Dear Family Resource,
My parents are both in their mid-80’s and over the last two years have really slowed down. My dad no longer drives and my mom is forgetful and needs help with grocery shopping, cooking, and laundry. It’s taken a year to convince them, but they’ve both agreed to hire someone to help them for a few hours every week. The problem is my parents say they don’t want someone whose first language isn’t English because they will have trouble understanding the helper if she (or he) has a strong accent. They really need the help but I don’t know anything about home care agencies or what is ok to ask for and what is not ok.
Embarrassed For My Parents
Dear Embarrassed For My Parents,
Don’t be. Your parents are not the first to make this kind of request. Every once in awhile, we hear from adult children that their parents do not want a caregiver with a strong accent. Most often it’s a legitimate concern that the older adult, with possible hearing difficulties, won’t be able to understand their caregiver. Other times it is code that the adult child is worried their parents will be uncomfortable with a person of color or a person from another country. What I have found is that it is not really the color of someone’s skin or even that English is not a caregiver’s first language, rather the fear of having a stranger in their home.

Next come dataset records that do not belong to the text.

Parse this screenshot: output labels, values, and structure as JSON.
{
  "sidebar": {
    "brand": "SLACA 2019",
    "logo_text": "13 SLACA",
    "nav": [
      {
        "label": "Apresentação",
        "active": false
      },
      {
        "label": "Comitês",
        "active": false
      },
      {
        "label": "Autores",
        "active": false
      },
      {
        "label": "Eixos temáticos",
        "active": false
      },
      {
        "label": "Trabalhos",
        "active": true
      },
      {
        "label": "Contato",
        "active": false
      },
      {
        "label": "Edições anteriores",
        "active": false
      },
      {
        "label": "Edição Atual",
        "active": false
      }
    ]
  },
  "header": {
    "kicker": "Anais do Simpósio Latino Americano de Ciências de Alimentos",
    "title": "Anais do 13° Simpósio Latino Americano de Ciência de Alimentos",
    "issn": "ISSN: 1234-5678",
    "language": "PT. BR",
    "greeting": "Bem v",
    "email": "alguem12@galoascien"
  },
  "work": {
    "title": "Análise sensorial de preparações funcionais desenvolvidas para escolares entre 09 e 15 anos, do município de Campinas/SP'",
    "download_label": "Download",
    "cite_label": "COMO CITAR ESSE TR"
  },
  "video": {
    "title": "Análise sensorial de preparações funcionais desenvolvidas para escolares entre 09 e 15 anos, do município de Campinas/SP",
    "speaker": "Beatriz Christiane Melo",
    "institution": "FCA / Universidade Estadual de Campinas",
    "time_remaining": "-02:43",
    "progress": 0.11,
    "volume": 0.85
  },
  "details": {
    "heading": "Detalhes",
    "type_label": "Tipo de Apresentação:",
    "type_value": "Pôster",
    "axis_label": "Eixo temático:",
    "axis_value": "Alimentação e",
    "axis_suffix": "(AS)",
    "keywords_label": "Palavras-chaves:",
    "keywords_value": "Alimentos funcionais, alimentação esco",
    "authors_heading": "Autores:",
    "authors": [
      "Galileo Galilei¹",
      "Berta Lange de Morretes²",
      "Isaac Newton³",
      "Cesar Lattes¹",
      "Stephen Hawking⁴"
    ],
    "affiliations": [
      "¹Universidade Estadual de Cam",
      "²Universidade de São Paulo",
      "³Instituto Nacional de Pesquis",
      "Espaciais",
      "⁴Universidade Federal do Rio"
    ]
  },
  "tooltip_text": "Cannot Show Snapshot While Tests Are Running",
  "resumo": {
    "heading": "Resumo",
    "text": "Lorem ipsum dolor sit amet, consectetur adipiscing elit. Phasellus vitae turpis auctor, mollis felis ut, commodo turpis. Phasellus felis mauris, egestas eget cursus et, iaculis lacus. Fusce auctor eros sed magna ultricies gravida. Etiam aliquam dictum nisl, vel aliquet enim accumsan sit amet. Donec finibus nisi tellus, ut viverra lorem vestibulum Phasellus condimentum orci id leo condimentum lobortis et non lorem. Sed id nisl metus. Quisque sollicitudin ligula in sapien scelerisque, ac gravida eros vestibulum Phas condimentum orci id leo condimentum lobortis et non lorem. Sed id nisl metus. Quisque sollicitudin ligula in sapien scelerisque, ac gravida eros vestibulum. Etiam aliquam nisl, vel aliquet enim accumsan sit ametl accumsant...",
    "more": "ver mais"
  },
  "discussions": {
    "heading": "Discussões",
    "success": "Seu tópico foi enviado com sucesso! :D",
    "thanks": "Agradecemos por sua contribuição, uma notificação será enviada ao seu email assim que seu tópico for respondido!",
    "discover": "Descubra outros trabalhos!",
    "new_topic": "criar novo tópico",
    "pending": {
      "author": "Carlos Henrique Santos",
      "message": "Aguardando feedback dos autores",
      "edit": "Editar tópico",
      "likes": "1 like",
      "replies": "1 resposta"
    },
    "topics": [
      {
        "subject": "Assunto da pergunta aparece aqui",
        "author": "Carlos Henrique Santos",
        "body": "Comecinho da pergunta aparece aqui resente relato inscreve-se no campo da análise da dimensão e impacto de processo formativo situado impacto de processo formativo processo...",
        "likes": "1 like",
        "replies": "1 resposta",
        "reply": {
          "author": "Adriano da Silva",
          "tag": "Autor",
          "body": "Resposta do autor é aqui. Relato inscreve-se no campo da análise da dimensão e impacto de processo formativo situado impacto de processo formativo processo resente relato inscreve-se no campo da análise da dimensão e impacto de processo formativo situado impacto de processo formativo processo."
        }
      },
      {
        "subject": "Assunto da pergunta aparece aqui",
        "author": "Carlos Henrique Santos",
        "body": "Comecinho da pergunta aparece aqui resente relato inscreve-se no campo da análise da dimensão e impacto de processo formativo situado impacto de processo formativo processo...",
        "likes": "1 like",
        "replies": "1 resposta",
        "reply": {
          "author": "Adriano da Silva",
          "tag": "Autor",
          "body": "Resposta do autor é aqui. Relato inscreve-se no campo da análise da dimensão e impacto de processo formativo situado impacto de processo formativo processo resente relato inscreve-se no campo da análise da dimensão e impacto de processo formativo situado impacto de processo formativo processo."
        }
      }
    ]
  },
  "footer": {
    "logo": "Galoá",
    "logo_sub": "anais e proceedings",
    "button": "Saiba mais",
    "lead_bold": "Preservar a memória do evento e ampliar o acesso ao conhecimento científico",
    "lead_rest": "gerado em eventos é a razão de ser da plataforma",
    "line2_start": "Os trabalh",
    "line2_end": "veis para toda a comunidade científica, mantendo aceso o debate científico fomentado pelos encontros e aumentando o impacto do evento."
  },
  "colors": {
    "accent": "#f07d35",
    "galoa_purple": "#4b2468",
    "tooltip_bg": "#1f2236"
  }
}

We know it is difficult for some folks to admit they need help and disconcerting to have a stranger come into their home. Caregiving ― both giving and receiving ― can be a very personal and intimate experience. Our staff emphasizes making a good match between the client and the caregiver, and that means making a match in which the client both understands and feels understood by the caregiver.
Our caregivers are from all over the world. We put each applicant through a thorough comprehensive screening process including written and verbal testing. Demonstrating fluency in spoken and written English is a requirement.
We have been doing business as a home care agency for a long time and are pretty good at matching clients and caregivers regardless of where the caregiver is from. If your parents were to come to us as possible clients, the first thing we’d do is speak with them about their needs, routines, likes, and dislikes. While we talk we’ll be getting a sense of their personalities and styles which helps when making a match. After the match is made, your parents will have the opportunity to meet their caregiver prior to the start of care.
If we’ve done our job right, concerns about having a stranger in the home usually aren’t an issue. But if your parents are unhappy for any reason, we will remove the caregiver and try again. We do, on very rare occasions have a client who refuses to have a person of color or a “foreigner” in their home, or is overly rude or abusive to a caregiver. Unfortunately, we cannot provide services to a family in these cases.
We want each client to feel that they’re getting what they need, and we will keep at it until the match is right! It’s the part of our job most of us here in the office find the most rewarding!
~ Family Resource